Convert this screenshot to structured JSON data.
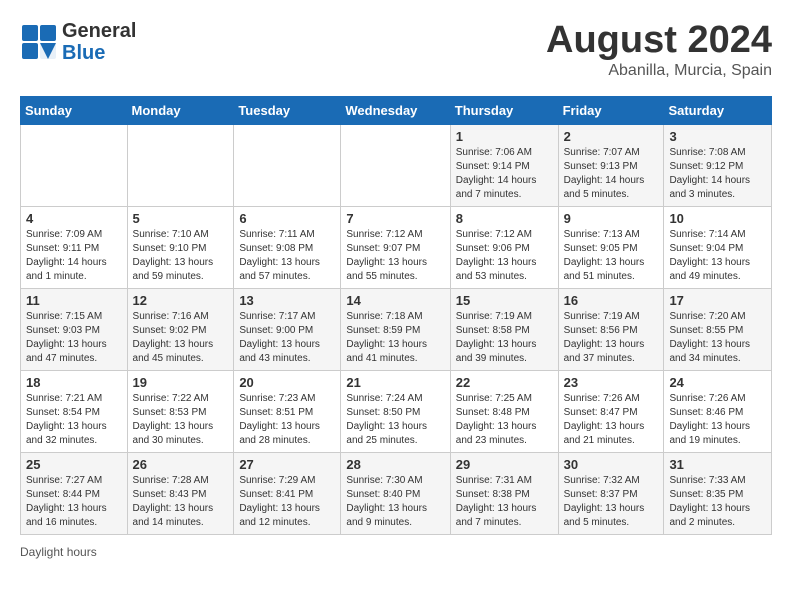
{
  "header": {
    "logo_general": "General",
    "logo_blue": "Blue",
    "month_year": "August 2024",
    "location": "Abanilla, Murcia, Spain"
  },
  "days_of_week": [
    "Sunday",
    "Monday",
    "Tuesday",
    "Wednesday",
    "Thursday",
    "Friday",
    "Saturday"
  ],
  "weeks": [
    [
      {
        "day": "",
        "sunrise": "",
        "sunset": "",
        "daylight": ""
      },
      {
        "day": "",
        "sunrise": "",
        "sunset": "",
        "daylight": ""
      },
      {
        "day": "",
        "sunrise": "",
        "sunset": "",
        "daylight": ""
      },
      {
        "day": "",
        "sunrise": "",
        "sunset": "",
        "daylight": ""
      },
      {
        "day": "1",
        "sunrise": "Sunrise: 7:06 AM",
        "sunset": "Sunset: 9:14 PM",
        "daylight": "Daylight: 14 hours and 7 minutes."
      },
      {
        "day": "2",
        "sunrise": "Sunrise: 7:07 AM",
        "sunset": "Sunset: 9:13 PM",
        "daylight": "Daylight: 14 hours and 5 minutes."
      },
      {
        "day": "3",
        "sunrise": "Sunrise: 7:08 AM",
        "sunset": "Sunset: 9:12 PM",
        "daylight": "Daylight: 14 hours and 3 minutes."
      }
    ],
    [
      {
        "day": "4",
        "sunrise": "Sunrise: 7:09 AM",
        "sunset": "Sunset: 9:11 PM",
        "daylight": "Daylight: 14 hours and 1 minute."
      },
      {
        "day": "5",
        "sunrise": "Sunrise: 7:10 AM",
        "sunset": "Sunset: 9:10 PM",
        "daylight": "Daylight: 13 hours and 59 minutes."
      },
      {
        "day": "6",
        "sunrise": "Sunrise: 7:11 AM",
        "sunset": "Sunset: 9:08 PM",
        "daylight": "Daylight: 13 hours and 57 minutes."
      },
      {
        "day": "7",
        "sunrise": "Sunrise: 7:12 AM",
        "sunset": "Sunset: 9:07 PM",
        "daylight": "Daylight: 13 hours and 55 minutes."
      },
      {
        "day": "8",
        "sunrise": "Sunrise: 7:12 AM",
        "sunset": "Sunset: 9:06 PM",
        "daylight": "Daylight: 13 hours and 53 minutes."
      },
      {
        "day": "9",
        "sunrise": "Sunrise: 7:13 AM",
        "sunset": "Sunset: 9:05 PM",
        "daylight": "Daylight: 13 hours and 51 minutes."
      },
      {
        "day": "10",
        "sunrise": "Sunrise: 7:14 AM",
        "sunset": "Sunset: 9:04 PM",
        "daylight": "Daylight: 13 hours and 49 minutes."
      }
    ],
    [
      {
        "day": "11",
        "sunrise": "Sunrise: 7:15 AM",
        "sunset": "Sunset: 9:03 PM",
        "daylight": "Daylight: 13 hours and 47 minutes."
      },
      {
        "day": "12",
        "sunrise": "Sunrise: 7:16 AM",
        "sunset": "Sunset: 9:02 PM",
        "daylight": "Daylight: 13 hours and 45 minutes."
      },
      {
        "day": "13",
        "sunrise": "Sunrise: 7:17 AM",
        "sunset": "Sunset: 9:00 PM",
        "daylight": "Daylight: 13 hours and 43 minutes."
      },
      {
        "day": "14",
        "sunrise": "Sunrise: 7:18 AM",
        "sunset": "Sunset: 8:59 PM",
        "daylight": "Daylight: 13 hours and 41 minutes."
      },
      {
        "day": "15",
        "sunrise": "Sunrise: 7:19 AM",
        "sunset": "Sunset: 8:58 PM",
        "daylight": "Daylight: 13 hours and 39 minutes."
      },
      {
        "day": "16",
        "sunrise": "Sunrise: 7:19 AM",
        "sunset": "Sunset: 8:56 PM",
        "daylight": "Daylight: 13 hours and 37 minutes."
      },
      {
        "day": "17",
        "sunrise": "Sunrise: 7:20 AM",
        "sunset": "Sunset: 8:55 PM",
        "daylight": "Daylight: 13 hours and 34 minutes."
      }
    ],
    [
      {
        "day": "18",
        "sunrise": "Sunrise: 7:21 AM",
        "sunset": "Sunset: 8:54 PM",
        "daylight": "Daylight: 13 hours and 32 minutes."
      },
      {
        "day": "19",
        "sunrise": "Sunrise: 7:22 AM",
        "sunset": "Sunset: 8:53 PM",
        "daylight": "Daylight: 13 hours and 30 minutes."
      },
      {
        "day": "20",
        "sunrise": "Sunrise: 7:23 AM",
        "sunset": "Sunset: 8:51 PM",
        "daylight": "Daylight: 13 hours and 28 minutes."
      },
      {
        "day": "21",
        "sunrise": "Sunrise: 7:24 AM",
        "sunset": "Sunset: 8:50 PM",
        "daylight": "Daylight: 13 hours and 25 minutes."
      },
      {
        "day": "22",
        "sunrise": "Sunrise: 7:25 AM",
        "sunset": "Sunset: 8:48 PM",
        "daylight": "Daylight: 13 hours and 23 minutes."
      },
      {
        "day": "23",
        "sunrise": "Sunrise: 7:26 AM",
        "sunset": "Sunset: 8:47 PM",
        "daylight": "Daylight: 13 hours and 21 minutes."
      },
      {
        "day": "24",
        "sunrise": "Sunrise: 7:26 AM",
        "sunset": "Sunset: 8:46 PM",
        "daylight": "Daylight: 13 hours and 19 minutes."
      }
    ],
    [
      {
        "day": "25",
        "sunrise": "Sunrise: 7:27 AM",
        "sunset": "Sunset: 8:44 PM",
        "daylight": "Daylight: 13 hours and 16 minutes."
      },
      {
        "day": "26",
        "sunrise": "Sunrise: 7:28 AM",
        "sunset": "Sunset: 8:43 PM",
        "daylight": "Daylight: 13 hours and 14 minutes."
      },
      {
        "day": "27",
        "sunrise": "Sunrise: 7:29 AM",
        "sunset": "Sunset: 8:41 PM",
        "daylight": "Daylight: 13 hours and 12 minutes."
      },
      {
        "day": "28",
        "sunrise": "Sunrise: 7:30 AM",
        "sunset": "Sunset: 8:40 PM",
        "daylight": "Daylight: 13 hours and 9 minutes."
      },
      {
        "day": "29",
        "sunrise": "Sunrise: 7:31 AM",
        "sunset": "Sunset: 8:38 PM",
        "daylight": "Daylight: 13 hours and 7 minutes."
      },
      {
        "day": "30",
        "sunrise": "Sunrise: 7:32 AM",
        "sunset": "Sunset: 8:37 PM",
        "daylight": "Daylight: 13 hours and 5 minutes."
      },
      {
        "day": "31",
        "sunrise": "Sunrise: 7:33 AM",
        "sunset": "Sunset: 8:35 PM",
        "daylight": "Daylight: 13 hours and 2 minutes."
      }
    ]
  ],
  "footer": {
    "daylight_hours_label": "Daylight hours"
  }
}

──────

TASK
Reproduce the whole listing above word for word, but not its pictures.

ANSWER SPACE
Convert this screenshot to structured JSON data.
{
  "header": {
    "logo_general": "General",
    "logo_blue": "Blue",
    "month_year": "August 2024",
    "location": "Abanilla, Murcia, Spain"
  },
  "days_of_week": [
    "Sunday",
    "Monday",
    "Tuesday",
    "Wednesday",
    "Thursday",
    "Friday",
    "Saturday"
  ],
  "weeks": [
    [
      {
        "day": "",
        "sunrise": "",
        "sunset": "",
        "daylight": ""
      },
      {
        "day": "",
        "sunrise": "",
        "sunset": "",
        "daylight": ""
      },
      {
        "day": "",
        "sunrise": "",
        "sunset": "",
        "daylight": ""
      },
      {
        "day": "",
        "sunrise": "",
        "sunset": "",
        "daylight": ""
      },
      {
        "day": "1",
        "sunrise": "Sunrise: 7:06 AM",
        "sunset": "Sunset: 9:14 PM",
        "daylight": "Daylight: 14 hours and 7 minutes."
      },
      {
        "day": "2",
        "sunrise": "Sunrise: 7:07 AM",
        "sunset": "Sunset: 9:13 PM",
        "daylight": "Daylight: 14 hours and 5 minutes."
      },
      {
        "day": "3",
        "sunrise": "Sunrise: 7:08 AM",
        "sunset": "Sunset: 9:12 PM",
        "daylight": "Daylight: 14 hours and 3 minutes."
      }
    ],
    [
      {
        "day": "4",
        "sunrise": "Sunrise: 7:09 AM",
        "sunset": "Sunset: 9:11 PM",
        "daylight": "Daylight: 14 hours and 1 minute."
      },
      {
        "day": "5",
        "sunrise": "Sunrise: 7:10 AM",
        "sunset": "Sunset: 9:10 PM",
        "daylight": "Daylight: 13 hours and 59 minutes."
      },
      {
        "day": "6",
        "sunrise": "Sunrise: 7:11 AM",
        "sunset": "Sunset: 9:08 PM",
        "daylight": "Daylight: 13 hours and 57 minutes."
      },
      {
        "day": "7",
        "sunrise": "Sunrise: 7:12 AM",
        "sunset": "Sunset: 9:07 PM",
        "daylight": "Daylight: 13 hours and 55 minutes."
      },
      {
        "day": "8",
        "sunrise": "Sunrise: 7:12 AM",
        "sunset": "Sunset: 9:06 PM",
        "daylight": "Daylight: 13 hours and 53 minutes."
      },
      {
        "day": "9",
        "sunrise": "Sunrise: 7:13 AM",
        "sunset": "Sunset: 9:05 PM",
        "daylight": "Daylight: 13 hours and 51 minutes."
      },
      {
        "day": "10",
        "sunrise": "Sunrise: 7:14 AM",
        "sunset": "Sunset: 9:04 PM",
        "daylight": "Daylight: 13 hours and 49 minutes."
      }
    ],
    [
      {
        "day": "11",
        "sunrise": "Sunrise: 7:15 AM",
        "sunset": "Sunset: 9:03 PM",
        "daylight": "Daylight: 13 hours and 47 minutes."
      },
      {
        "day": "12",
        "sunrise": "Sunrise: 7:16 AM",
        "sunset": "Sunset: 9:02 PM",
        "daylight": "Daylight: 13 hours and 45 minutes."
      },
      {
        "day": "13",
        "sunrise": "Sunrise: 7:17 AM",
        "sunset": "Sunset: 9:00 PM",
        "daylight": "Daylight: 13 hours and 43 minutes."
      },
      {
        "day": "14",
        "sunrise": "Sunrise: 7:18 AM",
        "sunset": "Sunset: 8:59 PM",
        "daylight": "Daylight: 13 hours and 41 minutes."
      },
      {
        "day": "15",
        "sunrise": "Sunrise: 7:19 AM",
        "sunset": "Sunset: 8:58 PM",
        "daylight": "Daylight: 13 hours and 39 minutes."
      },
      {
        "day": "16",
        "sunrise": "Sunrise: 7:19 AM",
        "sunset": "Sunset: 8:56 PM",
        "daylight": "Daylight: 13 hours and 37 minutes."
      },
      {
        "day": "17",
        "sunrise": "Sunrise: 7:20 AM",
        "sunset": "Sunset: 8:55 PM",
        "daylight": "Daylight: 13 hours and 34 minutes."
      }
    ],
    [
      {
        "day": "18",
        "sunrise": "Sunrise: 7:21 AM",
        "sunset": "Sunset: 8:54 PM",
        "daylight": "Daylight: 13 hours and 32 minutes."
      },
      {
        "day": "19",
        "sunrise": "Sunrise: 7:22 AM",
        "sunset": "Sunset: 8:53 PM",
        "daylight": "Daylight: 13 hours and 30 minutes."
      },
      {
        "day": "20",
        "sunrise": "Sunrise: 7:23 AM",
        "sunset": "Sunset: 8:51 PM",
        "daylight": "Daylight: 13 hours and 28 minutes."
      },
      {
        "day": "21",
        "sunrise": "Sunrise: 7:24 AM",
        "sunset": "Sunset: 8:50 PM",
        "daylight": "Daylight: 13 hours and 25 minutes."
      },
      {
        "day": "22",
        "sunrise": "Sunrise: 7:25 AM",
        "sunset": "Sunset: 8:48 PM",
        "daylight": "Daylight: 13 hours and 23 minutes."
      },
      {
        "day": "23",
        "sunrise": "Sunrise: 7:26 AM",
        "sunset": "Sunset: 8:47 PM",
        "daylight": "Daylight: 13 hours and 21 minutes."
      },
      {
        "day": "24",
        "sunrise": "Sunrise: 7:26 AM",
        "sunset": "Sunset: 8:46 PM",
        "daylight": "Daylight: 13 hours and 19 minutes."
      }
    ],
    [
      {
        "day": "25",
        "sunrise": "Sunrise: 7:27 AM",
        "sunset": "Sunset: 8:44 PM",
        "daylight": "Daylight: 13 hours and 16 minutes."
      },
      {
        "day": "26",
        "sunrise": "Sunrise: 7:28 AM",
        "sunset": "Sunset: 8:43 PM",
        "daylight": "Daylight: 13 hours and 14 minutes."
      },
      {
        "day": "27",
        "sunrise": "Sunrise: 7:29 AM",
        "sunset": "Sunset: 8:41 PM",
        "daylight": "Daylight: 13 hours and 12 minutes."
      },
      {
        "day": "28",
        "sunrise": "Sunrise: 7:30 AM",
        "sunset": "Sunset: 8:40 PM",
        "daylight": "Daylight: 13 hours and 9 minutes."
      },
      {
        "day": "29",
        "sunrise": "Sunrise: 7:31 AM",
        "sunset": "Sunset: 8:38 PM",
        "daylight": "Daylight: 13 hours and 7 minutes."
      },
      {
        "day": "30",
        "sunrise": "Sunrise: 7:32 AM",
        "sunset": "Sunset: 8:37 PM",
        "daylight": "Daylight: 13 hours and 5 minutes."
      },
      {
        "day": "31",
        "sunrise": "Sunrise: 7:33 AM",
        "sunset": "Sunset: 8:35 PM",
        "daylight": "Daylight: 13 hours and 2 minutes."
      }
    ]
  ],
  "footer": {
    "daylight_hours_label": "Daylight hours"
  }
}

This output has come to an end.